Are workers compensation benefits deductible?
If you are injured in a motor vehicle accident, Section B of your auto insurance provides you with, amongst other things, weekly indemnity benefits to supplement any loss of “income from employment” you may suffer. You are eligible to receive Section B benefits regardless of who was at fault for the accident.
The weekly indemnity benefits will be the lesser of $250.00, or 80% of your gross weekly income from employment less any “payments for loss of income from employment received by or available to” you by way of law (from the government) or available through “wage or salary continuation plans” available through your employment. This is meant to prevent you from recovering more income from benefits than is needed to compensate for your loss of income.

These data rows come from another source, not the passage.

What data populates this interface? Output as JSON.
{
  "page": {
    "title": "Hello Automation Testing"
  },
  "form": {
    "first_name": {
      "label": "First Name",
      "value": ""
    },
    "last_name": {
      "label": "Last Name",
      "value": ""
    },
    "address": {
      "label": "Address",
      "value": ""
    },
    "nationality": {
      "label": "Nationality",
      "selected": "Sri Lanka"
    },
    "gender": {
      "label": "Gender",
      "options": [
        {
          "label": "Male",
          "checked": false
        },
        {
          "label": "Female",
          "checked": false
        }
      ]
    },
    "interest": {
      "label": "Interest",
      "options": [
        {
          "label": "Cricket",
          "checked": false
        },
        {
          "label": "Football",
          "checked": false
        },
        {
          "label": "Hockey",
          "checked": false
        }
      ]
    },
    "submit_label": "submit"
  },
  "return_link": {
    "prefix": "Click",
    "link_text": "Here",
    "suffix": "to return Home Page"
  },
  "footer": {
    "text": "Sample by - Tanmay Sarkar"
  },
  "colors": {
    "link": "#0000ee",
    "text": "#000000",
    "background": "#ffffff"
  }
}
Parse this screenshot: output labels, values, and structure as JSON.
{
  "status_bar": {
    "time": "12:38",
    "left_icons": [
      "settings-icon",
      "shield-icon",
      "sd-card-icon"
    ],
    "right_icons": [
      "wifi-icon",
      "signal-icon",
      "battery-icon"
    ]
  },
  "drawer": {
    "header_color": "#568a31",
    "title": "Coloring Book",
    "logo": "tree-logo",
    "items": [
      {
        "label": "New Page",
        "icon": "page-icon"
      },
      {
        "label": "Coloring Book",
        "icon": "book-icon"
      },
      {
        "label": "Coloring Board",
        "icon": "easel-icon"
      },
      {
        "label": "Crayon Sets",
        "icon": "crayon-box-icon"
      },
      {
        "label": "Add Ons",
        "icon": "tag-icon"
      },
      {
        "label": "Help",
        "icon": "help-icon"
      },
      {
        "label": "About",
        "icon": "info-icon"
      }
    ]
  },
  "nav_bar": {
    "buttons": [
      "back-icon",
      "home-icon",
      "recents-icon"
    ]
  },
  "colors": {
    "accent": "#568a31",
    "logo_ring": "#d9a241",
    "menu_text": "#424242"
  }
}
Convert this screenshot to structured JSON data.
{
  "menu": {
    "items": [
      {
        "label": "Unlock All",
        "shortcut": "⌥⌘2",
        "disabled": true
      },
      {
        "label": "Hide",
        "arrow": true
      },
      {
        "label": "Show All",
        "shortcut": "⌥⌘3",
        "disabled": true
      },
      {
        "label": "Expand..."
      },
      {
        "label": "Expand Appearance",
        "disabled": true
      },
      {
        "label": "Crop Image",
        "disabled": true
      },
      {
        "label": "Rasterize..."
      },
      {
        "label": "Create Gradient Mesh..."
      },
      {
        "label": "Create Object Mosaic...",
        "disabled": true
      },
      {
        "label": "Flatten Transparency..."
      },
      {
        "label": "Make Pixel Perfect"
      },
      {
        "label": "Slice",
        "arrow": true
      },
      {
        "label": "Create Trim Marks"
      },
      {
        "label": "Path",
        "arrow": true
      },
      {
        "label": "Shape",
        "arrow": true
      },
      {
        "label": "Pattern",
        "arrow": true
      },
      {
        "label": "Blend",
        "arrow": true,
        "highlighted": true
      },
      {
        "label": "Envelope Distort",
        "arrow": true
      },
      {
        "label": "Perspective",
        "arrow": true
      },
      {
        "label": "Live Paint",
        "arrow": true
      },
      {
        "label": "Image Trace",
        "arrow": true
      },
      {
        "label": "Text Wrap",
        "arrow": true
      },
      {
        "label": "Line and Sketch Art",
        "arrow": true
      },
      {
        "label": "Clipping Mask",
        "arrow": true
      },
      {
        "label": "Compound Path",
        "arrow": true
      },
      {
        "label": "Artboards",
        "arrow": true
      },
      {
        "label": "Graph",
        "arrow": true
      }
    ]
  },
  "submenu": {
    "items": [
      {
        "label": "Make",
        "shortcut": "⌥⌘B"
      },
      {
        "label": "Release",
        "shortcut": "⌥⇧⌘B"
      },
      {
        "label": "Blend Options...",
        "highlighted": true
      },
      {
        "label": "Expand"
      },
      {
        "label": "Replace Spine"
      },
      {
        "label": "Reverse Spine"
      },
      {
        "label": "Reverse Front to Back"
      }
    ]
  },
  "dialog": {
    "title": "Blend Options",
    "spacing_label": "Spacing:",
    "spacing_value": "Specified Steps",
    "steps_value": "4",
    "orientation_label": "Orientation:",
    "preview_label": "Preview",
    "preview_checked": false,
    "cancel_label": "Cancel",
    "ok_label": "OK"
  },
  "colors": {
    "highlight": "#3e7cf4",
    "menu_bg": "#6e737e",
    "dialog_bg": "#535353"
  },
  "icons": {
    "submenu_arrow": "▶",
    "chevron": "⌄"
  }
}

Specifically, one benefit that may be deductible from your Section B benefits are your workers’ compensation benefits, as was discussed in the recent Nova Scotia case of McLean v. Portage la Prairie Mutual Insurance Company, 2018 NSSC 110 (CanLII). In the McLean case, the plaintiff was injured in 2004 and began receiving workers’ compensation benefits. He received workers compensation benefits through 2010 and it was determined that he would continue to receive these benefits on an ongoing basis whether he was employed or not.
The plaintiff was later injured in a motor vehicle accident in 2013 and his insurer paid weekly Section B benefits to him for a period of time before terminating payment. The termination of these benefits was the source of the dispute in this case.
Ultimately, the Nova Scotia Supreme Court held that a Section B insurer could deduct workers compensation benefits that the plaintiff was receiving at the time of the accident from his weekly indemnity (or Section B) benefits. The Court characterized workers compensation benefits as not being “income from employment”, but rather, a “payment[s] for loss of income from employment”. Therefore, his workers’ compensation benefits were not included in determining his income, but were deemed as being deductible from his weekly indemnity benefits.
Prince Edward Island Courts have not yet looked at the deductibility of worker compensation benefits from weekly indemnity benefits, but have done so with other types of insurance, such as the optional SEF 44 coverage. It will be interesting to see whether the Prince Edward Island Courts arrive at a similar conclusion to the Nova Scotia Supreme Court, or take a different view of this issue.
For a further breakdown of the coverages in your auto insurance policy including Section B, and the optional SEF 44, consider reading this post. If you are having an issue with your Section B coverage, or some other personal injury related matter, Key Murray Law’s Personal Injury Lawyers are happy to discuss your matter with you.
Legal information appearing in this article and elsewhere on Key Murray Law’s website is intended for informational purposes only and is not intended to substitute for or replace any legal or other professional advice. If you have specific concerns or a situation in which you require legal advice, you should consult directly with one of our lawyers.